High Tunnel Vegetable Production Demonstrated at Farm Progress Show

High Tunnel ProductionHigh tunnels for growing vegetables and fruits are a production technology beginning to dot rural landscapes. More Iowa fruit and vegetable growers are adding high tunnels — also known as hoop houses — to their operations as information about the technology and available USDA funding is shared, according to organizers of a 2010 Farm Progress Show high tunnel demonstration that will be on display Aug. 31 – Sept. 2.
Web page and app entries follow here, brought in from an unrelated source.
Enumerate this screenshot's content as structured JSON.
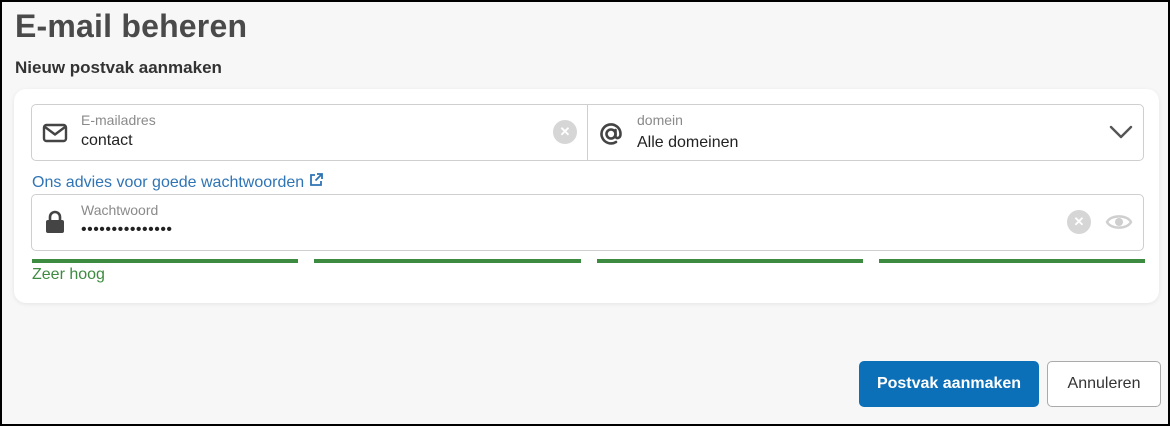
{
  "page": {
    "title": "E-mail beheren",
    "section_title": "Nieuw postvak aanmaken"
  },
  "email": {
    "label": "E-mailadres",
    "value": "contact",
    "icon": "envelope-icon"
  },
  "domain": {
    "label": "domein",
    "value": "Alle domeinen",
    "icon": "at-sign-icon"
  },
  "advice_link": {
    "label": "Ons advies voor goede wachtwoorden",
    "icon": "external-link-icon"
  },
  "password": {
    "label": "Wachtwoord",
    "value": "•••••••••••••••",
    "icon": "lock-icon"
  },
  "strength": {
    "label": "Zeer hoog",
    "filled_segments": 4,
    "total_segments": 4,
    "color": "#3d8b40"
  },
  "actions": {
    "create_label": "Postvak aanmaken",
    "cancel_label": "Annuleren"
  },
  "colors": {
    "primary": "#0c70b8",
    "link": "#2f74b5",
    "success": "#3d8b40"
  }
}
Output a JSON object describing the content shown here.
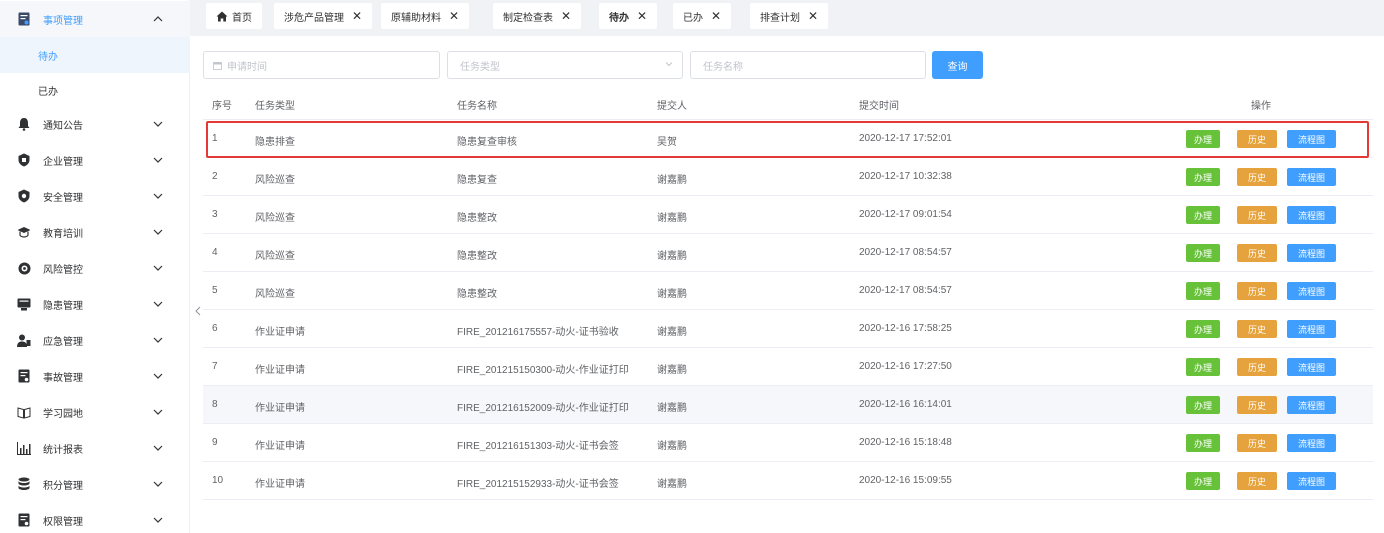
{
  "sidebar": {
    "menu": [
      {
        "label": "事项管理",
        "icon": "task-doc-icon",
        "expanded": true
      },
      {
        "label": "通知公告",
        "icon": "bell-icon"
      },
      {
        "label": "企业管理",
        "icon": "shield-company-icon"
      },
      {
        "label": "安全管理",
        "icon": "safety-shield-icon"
      },
      {
        "label": "教育培训",
        "icon": "graduation-cap-icon"
      },
      {
        "label": "风险管控",
        "icon": "risk-target-icon"
      },
      {
        "label": "隐患管理",
        "icon": "hazard-monitor-icon"
      },
      {
        "label": "应急管理",
        "icon": "emergency-person-icon"
      },
      {
        "label": "事故管理",
        "icon": "accident-doc-icon"
      },
      {
        "label": "学习园地",
        "icon": "study-book-icon"
      },
      {
        "label": "统计报表",
        "icon": "bar-chart-icon"
      },
      {
        "label": "积分管理",
        "icon": "database-icon"
      },
      {
        "label": "权限管理",
        "icon": "permission-doc-icon"
      }
    ],
    "submenu": [
      {
        "label": "待办",
        "active": true
      },
      {
        "label": "已办",
        "active": false
      }
    ]
  },
  "tabs": [
    {
      "label": "首页",
      "icon": "home-icon",
      "closable": false
    },
    {
      "label": "涉危产品管理",
      "closable": true
    },
    {
      "label": "原辅助材料",
      "closable": true
    },
    {
      "label": "制定检查表",
      "closable": true
    },
    {
      "label": "待办",
      "closable": true,
      "active": true
    },
    {
      "label": "已办",
      "closable": true
    },
    {
      "label": "排查计划",
      "closable": true
    }
  ],
  "search": {
    "date_placeholder": "申请时间",
    "type_placeholder": "任务类型",
    "name_placeholder": "任务名称",
    "query_label": "查询"
  },
  "table": {
    "headers": {
      "index": "序号",
      "type": "任务类型",
      "name": "任务名称",
      "submitter": "提交人",
      "time": "提交时间",
      "ops": "操作"
    },
    "rows": [
      {
        "index": "1",
        "type": "隐患排查",
        "name": "隐患复查审核",
        "submitter": "吴贺",
        "time": "2020-12-17 17:52:01"
      },
      {
        "index": "2",
        "type": "风险巡查",
        "name": "隐患复查",
        "submitter": "谢嘉鹏",
        "time": "2020-12-17 10:32:38"
      },
      {
        "index": "3",
        "type": "风险巡查",
        "name": "隐患整改",
        "submitter": "谢嘉鹏",
        "time": "2020-12-17 09:01:54"
      },
      {
        "index": "4",
        "type": "风险巡查",
        "name": "隐患整改",
        "submitter": "谢嘉鹏",
        "time": "2020-12-17 08:54:57"
      },
      {
        "index": "5",
        "type": "风险巡查",
        "name": "隐患整改",
        "submitter": "谢嘉鹏",
        "time": "2020-12-17 08:54:57"
      },
      {
        "index": "6",
        "type": "作业证申请",
        "name": "FIRE_201216175557-动火-证书验收",
        "submitter": "谢嘉鹏",
        "time": "2020-12-16 17:58:25"
      },
      {
        "index": "7",
        "type": "作业证申请",
        "name": "FIRE_201215150300-动火-作业证打印",
        "submitter": "谢嘉鹏",
        "time": "2020-12-16 17:27:50"
      },
      {
        "index": "8",
        "type": "作业证申请",
        "name": "FIRE_201216152009-动火-作业证打印",
        "submitter": "谢嘉鹏",
        "time": "2020-12-16 16:14:01"
      },
      {
        "index": "9",
        "type": "作业证申请",
        "name": "FIRE_201216151303-动火-证书会签",
        "submitter": "谢嘉鹏",
        "time": "2020-12-16 15:18:48"
      },
      {
        "index": "10",
        "type": "作业证申请",
        "name": "FIRE_201215152933-动火-证书会签",
        "submitter": "谢嘉鹏",
        "time": "2020-12-16 15:09:55"
      }
    ],
    "op_labels": {
      "handle": "办理",
      "history": "历史",
      "flow": "流程图"
    }
  },
  "colors": {
    "primary": "#409eff",
    "success": "#67c23a",
    "warning": "#e6a23c",
    "highlight_border": "#e53935"
  }
}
Iowa State University (ISU) Extension, Boone Soil and Water Conservation District (SWCD) and FarmTek of Dyersville are partners in the Farm Progress Show demonstration hoop house, one they envision to be a high traffic display. “Inside the ClearSpan structure is a complete demonstration of the high tunnel concept,” said Kevin Griggs, Boone County SWCD chairman. “This practice is so new and Farm Progress Show audience so large, that this is an appropriate time and place to increase high tunnel production awareness.”

Linda Naeve, ISU Extension value-added agriculture specialist, also believes the timing is right to introduce more people to high tunnel technology and possibilities. “With the current push for more consumption of fresh fruits and vegetables and local growers looking for ways to meet increased demand for locally grown produce, growers are curious about high tunnel production,” Naeve said.

Since January, Naeve has conducted full-day grower workshops in five Iowa communities and held four workshops for educators on the topic of high tunnel production, with more workshops scheduled. She estimates that 40 percent of the growers attending the workshops have put up high tunnels, with more planning to install the structures. “One thing we stress to growers is to have a plan for marketing the additional produce,” Naeve said. “It is also important to select high-value crops to offset the cost of the building, because some crops just aren’t economical to produce in a high tunnel.”

Naeve is conducting the high tunnel grower workshops as part of a Leopold Center for Sustainable Agriculture funded project. In addition to the workshops, her project includes the development of a growers’ manual, in English and Spanish, that covers different strategies and management details required for high tunnel production.  She also is conducting high tunnel workshops for educators, including vocational ag instructors, NCRS and extension staff.

“Growing fruits and vegetables in high tunnels isn’t your typical garden,” Naeve said. “It’s a new science, with a new set of skills and technical knowledge needed for managing fertilization, watering, climate control and pest management. Some of the benefits are earlier yields, high-quality produce, extended growing season and increased net income.”

Iowa State will have operation and production information available at the Farm Progress Show high tunnel demonstration site. Information about funding through the Environmental Incentives Program (EQIP) for high tunnel installation will be supplied by Boone SWCD. “This gives us the opportunity to work with Iowans who are not our traditional clientele,” said Jeremy Johannsen, NRCS resource conservationist. “Applications for EQIP are accepted on an ongoing basis at the local USDA Service Center. Special payment rates are available for those who are eligible as beginning, socially disadvantaged or limited resource farmers.”

UDSA’s Natural Resources Conservation Service provides financial assistance for the program through the EQIP, the EQIP Organic Initiative and the Agricultural Management Assistance program. “We are very excited about sharing the information about high tunnel production at the Farm Progress Show,” Griggs said. “It is a chance to share information with traditional agriculture and local food producers, and connect them through this new practice. It is also an opportunity to showcase six local projects to a Midwest audience.”

Contacts :
Linda Naeve, Extension Value Added Ag, 515-294-8946, lnaeve@iastate.edu
Jeremy Johannsen, NRCS resource conservationist, 515-432-2316,  jeremy.johannsen@ia.usda.gov
Willy Klein, Extension Communications and External Relations, 515-294-0662, wklein@iastate.edu
Jayne Smith, NRCS, 515-432-2316, Jayne.Smith@ia.nacdnet.net

One photo is available for use with this article: hightunnel2.JPG